-- Assignment --
The word "Отвар" marks the lines you need; copy each of them from the data.

(Beginning of Input for this task)

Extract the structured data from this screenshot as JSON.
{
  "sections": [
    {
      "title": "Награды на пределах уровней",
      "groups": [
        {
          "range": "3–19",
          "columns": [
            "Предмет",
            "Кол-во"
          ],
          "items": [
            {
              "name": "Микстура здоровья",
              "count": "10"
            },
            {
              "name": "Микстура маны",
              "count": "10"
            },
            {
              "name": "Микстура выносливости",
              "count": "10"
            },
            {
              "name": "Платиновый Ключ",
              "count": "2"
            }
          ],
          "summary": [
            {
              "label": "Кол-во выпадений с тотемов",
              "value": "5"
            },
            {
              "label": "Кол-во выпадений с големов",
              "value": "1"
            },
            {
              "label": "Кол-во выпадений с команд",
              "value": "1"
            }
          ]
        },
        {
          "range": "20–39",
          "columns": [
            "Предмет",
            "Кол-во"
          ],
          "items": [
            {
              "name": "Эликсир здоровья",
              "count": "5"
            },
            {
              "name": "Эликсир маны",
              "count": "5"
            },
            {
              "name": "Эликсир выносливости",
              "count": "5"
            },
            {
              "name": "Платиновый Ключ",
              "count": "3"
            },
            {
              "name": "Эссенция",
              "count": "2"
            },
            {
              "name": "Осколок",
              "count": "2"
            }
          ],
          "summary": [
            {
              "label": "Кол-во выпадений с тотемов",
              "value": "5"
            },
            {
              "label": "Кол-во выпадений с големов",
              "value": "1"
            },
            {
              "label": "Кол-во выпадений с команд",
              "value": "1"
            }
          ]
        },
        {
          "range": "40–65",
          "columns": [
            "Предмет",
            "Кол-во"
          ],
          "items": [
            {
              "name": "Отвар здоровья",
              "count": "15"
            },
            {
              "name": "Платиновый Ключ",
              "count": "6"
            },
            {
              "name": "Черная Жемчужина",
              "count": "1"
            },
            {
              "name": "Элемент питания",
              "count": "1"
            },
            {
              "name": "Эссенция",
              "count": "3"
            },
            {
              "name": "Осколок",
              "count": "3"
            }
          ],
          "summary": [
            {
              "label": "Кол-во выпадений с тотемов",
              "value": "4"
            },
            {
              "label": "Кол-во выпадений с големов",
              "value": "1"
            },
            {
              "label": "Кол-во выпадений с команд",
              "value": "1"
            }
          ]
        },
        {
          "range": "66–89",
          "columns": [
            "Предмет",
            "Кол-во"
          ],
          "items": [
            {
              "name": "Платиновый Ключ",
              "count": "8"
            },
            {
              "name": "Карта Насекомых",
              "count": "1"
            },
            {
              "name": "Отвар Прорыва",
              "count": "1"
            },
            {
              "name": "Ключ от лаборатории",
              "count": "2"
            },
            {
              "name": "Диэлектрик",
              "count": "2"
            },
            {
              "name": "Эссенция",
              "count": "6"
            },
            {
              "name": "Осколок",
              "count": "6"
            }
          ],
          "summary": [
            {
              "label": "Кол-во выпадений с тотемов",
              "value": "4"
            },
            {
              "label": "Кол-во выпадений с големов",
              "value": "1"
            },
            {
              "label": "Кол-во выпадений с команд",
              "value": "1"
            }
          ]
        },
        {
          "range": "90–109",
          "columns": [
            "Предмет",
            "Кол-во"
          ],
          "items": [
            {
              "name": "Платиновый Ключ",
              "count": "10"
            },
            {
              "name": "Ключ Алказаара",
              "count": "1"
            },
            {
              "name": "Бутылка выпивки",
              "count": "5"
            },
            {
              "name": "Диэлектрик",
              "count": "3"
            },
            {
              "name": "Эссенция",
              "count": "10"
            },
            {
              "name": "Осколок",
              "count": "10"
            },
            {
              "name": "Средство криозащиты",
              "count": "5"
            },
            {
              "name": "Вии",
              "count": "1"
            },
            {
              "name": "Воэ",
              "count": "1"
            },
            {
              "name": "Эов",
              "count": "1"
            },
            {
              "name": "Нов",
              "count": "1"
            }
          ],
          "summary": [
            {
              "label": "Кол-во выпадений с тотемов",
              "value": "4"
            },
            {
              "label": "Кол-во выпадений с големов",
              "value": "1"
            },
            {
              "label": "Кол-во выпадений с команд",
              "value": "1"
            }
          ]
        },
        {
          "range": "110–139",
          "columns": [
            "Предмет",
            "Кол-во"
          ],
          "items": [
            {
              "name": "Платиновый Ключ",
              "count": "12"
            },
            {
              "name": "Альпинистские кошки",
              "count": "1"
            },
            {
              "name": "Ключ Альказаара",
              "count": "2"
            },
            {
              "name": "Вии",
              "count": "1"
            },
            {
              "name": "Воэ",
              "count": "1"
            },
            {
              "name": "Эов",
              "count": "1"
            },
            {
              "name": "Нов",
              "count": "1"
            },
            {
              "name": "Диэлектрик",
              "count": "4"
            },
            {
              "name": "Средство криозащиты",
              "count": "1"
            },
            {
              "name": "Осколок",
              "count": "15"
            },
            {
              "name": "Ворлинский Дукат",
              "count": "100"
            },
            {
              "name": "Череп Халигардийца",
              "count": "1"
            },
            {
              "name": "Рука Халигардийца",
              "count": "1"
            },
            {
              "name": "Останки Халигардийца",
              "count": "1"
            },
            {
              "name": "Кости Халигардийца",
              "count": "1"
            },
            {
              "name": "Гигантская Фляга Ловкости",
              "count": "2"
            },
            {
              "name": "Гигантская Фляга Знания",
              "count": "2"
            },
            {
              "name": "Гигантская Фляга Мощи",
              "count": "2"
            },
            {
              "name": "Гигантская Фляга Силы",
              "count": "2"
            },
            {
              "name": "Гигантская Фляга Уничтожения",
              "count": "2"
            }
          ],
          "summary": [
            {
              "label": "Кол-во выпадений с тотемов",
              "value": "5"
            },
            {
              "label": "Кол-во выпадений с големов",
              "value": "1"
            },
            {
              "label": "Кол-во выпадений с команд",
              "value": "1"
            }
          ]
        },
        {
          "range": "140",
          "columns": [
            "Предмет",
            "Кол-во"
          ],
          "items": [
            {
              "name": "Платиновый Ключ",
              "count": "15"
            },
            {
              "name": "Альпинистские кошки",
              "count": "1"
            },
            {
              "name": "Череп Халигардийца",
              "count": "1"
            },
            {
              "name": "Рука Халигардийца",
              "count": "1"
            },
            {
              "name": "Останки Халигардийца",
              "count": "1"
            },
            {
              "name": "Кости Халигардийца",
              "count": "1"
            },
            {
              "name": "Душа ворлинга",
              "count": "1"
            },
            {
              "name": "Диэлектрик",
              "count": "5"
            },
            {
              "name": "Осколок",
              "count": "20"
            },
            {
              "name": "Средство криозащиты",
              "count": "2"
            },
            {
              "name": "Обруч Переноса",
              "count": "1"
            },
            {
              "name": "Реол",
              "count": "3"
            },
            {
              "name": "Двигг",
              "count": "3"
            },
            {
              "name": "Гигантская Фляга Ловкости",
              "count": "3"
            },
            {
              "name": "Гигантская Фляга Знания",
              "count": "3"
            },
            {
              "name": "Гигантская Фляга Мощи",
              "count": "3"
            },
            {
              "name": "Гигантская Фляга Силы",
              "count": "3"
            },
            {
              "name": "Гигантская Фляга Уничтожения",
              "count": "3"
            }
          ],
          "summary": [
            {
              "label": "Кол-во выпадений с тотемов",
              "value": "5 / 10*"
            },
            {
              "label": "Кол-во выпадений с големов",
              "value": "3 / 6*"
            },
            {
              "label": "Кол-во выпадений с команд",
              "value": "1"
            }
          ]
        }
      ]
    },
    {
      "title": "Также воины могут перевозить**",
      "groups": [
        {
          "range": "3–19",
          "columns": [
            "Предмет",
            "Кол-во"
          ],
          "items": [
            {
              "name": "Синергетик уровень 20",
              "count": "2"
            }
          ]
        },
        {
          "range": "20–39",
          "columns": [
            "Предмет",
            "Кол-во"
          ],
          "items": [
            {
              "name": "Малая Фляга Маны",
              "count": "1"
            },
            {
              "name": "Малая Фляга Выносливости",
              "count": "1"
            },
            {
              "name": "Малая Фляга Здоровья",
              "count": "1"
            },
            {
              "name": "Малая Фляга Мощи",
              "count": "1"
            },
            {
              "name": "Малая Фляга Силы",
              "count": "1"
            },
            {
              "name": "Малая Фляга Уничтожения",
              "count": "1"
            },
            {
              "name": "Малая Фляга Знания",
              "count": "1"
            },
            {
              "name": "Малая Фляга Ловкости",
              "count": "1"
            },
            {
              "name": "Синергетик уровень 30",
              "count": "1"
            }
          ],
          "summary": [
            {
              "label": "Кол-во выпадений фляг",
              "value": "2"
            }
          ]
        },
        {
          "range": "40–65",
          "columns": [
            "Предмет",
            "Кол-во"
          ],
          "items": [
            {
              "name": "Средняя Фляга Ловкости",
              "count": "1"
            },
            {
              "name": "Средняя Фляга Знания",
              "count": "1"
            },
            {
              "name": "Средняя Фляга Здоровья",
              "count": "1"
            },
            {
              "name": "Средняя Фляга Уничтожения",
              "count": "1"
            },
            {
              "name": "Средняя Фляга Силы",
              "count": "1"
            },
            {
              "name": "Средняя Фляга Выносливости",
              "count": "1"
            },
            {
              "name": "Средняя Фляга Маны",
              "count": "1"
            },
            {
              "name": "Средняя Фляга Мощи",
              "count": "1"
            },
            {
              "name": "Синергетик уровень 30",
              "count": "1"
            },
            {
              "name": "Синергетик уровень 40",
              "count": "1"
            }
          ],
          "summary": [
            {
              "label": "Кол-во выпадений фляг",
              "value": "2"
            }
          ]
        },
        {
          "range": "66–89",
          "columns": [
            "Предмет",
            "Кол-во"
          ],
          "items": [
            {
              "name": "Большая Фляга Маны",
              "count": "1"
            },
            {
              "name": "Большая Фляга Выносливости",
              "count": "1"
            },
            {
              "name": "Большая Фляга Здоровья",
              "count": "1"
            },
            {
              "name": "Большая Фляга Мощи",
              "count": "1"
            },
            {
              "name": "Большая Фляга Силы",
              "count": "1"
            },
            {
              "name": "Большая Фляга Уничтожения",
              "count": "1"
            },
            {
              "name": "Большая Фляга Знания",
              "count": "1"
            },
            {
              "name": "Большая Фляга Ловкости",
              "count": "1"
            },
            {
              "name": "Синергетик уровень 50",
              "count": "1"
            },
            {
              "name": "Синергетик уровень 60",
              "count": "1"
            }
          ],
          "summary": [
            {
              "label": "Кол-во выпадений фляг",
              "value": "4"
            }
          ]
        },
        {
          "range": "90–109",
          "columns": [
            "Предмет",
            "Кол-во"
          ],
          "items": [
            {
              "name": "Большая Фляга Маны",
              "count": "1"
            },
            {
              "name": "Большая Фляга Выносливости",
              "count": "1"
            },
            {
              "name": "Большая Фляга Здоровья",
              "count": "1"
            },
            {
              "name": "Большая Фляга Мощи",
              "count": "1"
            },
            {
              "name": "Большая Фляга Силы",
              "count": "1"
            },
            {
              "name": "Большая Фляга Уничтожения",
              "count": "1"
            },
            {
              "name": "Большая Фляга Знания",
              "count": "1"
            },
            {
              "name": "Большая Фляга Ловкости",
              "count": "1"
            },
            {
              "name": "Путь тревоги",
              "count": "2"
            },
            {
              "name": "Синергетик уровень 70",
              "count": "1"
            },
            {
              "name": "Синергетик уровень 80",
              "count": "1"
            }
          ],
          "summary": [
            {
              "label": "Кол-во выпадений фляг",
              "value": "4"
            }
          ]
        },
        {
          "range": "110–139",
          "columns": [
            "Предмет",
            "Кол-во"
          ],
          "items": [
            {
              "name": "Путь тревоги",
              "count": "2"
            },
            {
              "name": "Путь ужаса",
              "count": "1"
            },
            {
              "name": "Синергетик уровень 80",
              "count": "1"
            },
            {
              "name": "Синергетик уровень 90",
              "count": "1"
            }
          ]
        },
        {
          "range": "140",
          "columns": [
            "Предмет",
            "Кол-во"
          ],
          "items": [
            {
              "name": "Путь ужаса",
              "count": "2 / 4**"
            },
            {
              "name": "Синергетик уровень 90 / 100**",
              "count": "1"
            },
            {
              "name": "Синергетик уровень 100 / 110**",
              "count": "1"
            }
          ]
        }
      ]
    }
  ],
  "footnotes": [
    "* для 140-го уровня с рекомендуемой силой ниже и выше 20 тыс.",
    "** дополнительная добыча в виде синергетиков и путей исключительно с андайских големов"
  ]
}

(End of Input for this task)

-- Solution below --
              "name": "Отвар здоровья",
              "name": "Отвар Прорыва",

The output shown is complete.